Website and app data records
^^^^

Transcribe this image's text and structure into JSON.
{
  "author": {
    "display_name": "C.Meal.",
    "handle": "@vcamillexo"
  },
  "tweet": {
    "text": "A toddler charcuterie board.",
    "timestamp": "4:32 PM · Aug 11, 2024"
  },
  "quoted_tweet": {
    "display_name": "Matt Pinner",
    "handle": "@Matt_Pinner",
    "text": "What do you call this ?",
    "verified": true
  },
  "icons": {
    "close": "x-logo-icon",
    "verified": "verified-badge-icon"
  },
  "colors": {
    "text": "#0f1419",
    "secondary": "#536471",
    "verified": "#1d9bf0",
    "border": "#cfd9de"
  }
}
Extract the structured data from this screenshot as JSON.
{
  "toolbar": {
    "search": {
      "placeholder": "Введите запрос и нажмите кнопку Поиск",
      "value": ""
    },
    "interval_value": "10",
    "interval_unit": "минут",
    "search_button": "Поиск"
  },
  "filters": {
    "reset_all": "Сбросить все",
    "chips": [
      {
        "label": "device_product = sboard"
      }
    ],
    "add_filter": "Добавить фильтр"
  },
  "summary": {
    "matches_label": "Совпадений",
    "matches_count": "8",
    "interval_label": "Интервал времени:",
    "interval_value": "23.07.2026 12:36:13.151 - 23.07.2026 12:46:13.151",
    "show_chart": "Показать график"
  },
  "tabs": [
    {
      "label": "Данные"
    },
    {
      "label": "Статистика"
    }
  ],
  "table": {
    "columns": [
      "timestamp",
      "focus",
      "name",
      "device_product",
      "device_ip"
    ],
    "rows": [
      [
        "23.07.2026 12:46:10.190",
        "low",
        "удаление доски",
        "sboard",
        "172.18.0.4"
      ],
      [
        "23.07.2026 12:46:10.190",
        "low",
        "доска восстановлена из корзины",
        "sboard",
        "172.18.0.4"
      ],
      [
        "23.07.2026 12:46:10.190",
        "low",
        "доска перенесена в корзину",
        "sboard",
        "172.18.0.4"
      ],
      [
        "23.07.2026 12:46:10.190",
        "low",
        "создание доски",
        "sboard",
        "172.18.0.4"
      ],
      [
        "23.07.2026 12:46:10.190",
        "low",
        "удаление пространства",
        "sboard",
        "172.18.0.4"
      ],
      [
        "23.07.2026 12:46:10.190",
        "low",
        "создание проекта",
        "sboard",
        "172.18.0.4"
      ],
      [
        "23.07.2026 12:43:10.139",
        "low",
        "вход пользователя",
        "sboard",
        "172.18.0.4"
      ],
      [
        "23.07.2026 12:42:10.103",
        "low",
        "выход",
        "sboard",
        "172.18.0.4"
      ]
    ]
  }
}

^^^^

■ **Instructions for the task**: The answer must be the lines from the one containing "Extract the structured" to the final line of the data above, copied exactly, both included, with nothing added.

■ **Problem solution**:
Extract the structured data from this screenshot as JSON.
{
  "toolbar": {
    "search": {
      "placeholder": "Введите запрос и нажмите кнопку Поиск",
      "value": ""
    },
    "interval_value": "10",
    "interval_unit": "минут",
    "search_button": "Поиск"
  },
  "filters": {
    "reset_all": "Сбросить все",
    "chips": [
      {
        "label": "device_product = sboard"
      }
    ],
    "add_filter": "Добавить фильтр"
  },
  "summary": {
    "matches_label": "Совпадений",
    "matches_count": "8",
    "interval_label": "Интервал времени:",
    "interval_value": "23.07.2026 12:36:13.151 - 23.07.2026 12:46:13.151",
    "show_chart": "Показать график"
  },
  "tabs": [
    {
      "label": "Данные"
    },
    {
      "label": "Статистика"
    }
  ],
  "table": {
    "columns": [
      "timestamp",
      "focus",
      "name",
      "device_product",
      "device_ip"
    ],
    "rows": [
      [
        "23.07.2026 12:46:10.190",
        "low",
        "удаление доски",
        "sboard",
        "172.18.0.4"
      ],
      [
        "23.07.2026 12:46:10.190",
        "low",
        "доска восстановлена из корзины",
        "sboard",
        "172.18.0.4"
      ],
      [
        "23.07.2026 12:46:10.190",
        "low",
        "доска перенесена в корзину",
        "sboard",
        "172.18.0.4"
      ],
      [
        "23.07.2026 12:46:10.190",
        "low",
        "создание доски",
        "sboard",
        "172.18.0.4"
      ],
      [
        "23.07.2026 12:46:10.190",
        "low",
        "удаление пространства",
        "sboard",
        "172.18.0.4"
      ],
      [
        "23.07.2026 12:46:10.190",
        "low",
        "создание проекта",
        "sboard",
        "172.18.0.4"
      ],
      [
        "23.07.2026 12:43:10.139",
        "low",
        "вход пользователя",
        "sboard",
        "172.18.0.4"
      ],
      [
        "23.07.2026 12:42:10.103",
        "low",
        "выход",
        "sboard",
        "172.18.0.4"
      ]
    ]
  }
}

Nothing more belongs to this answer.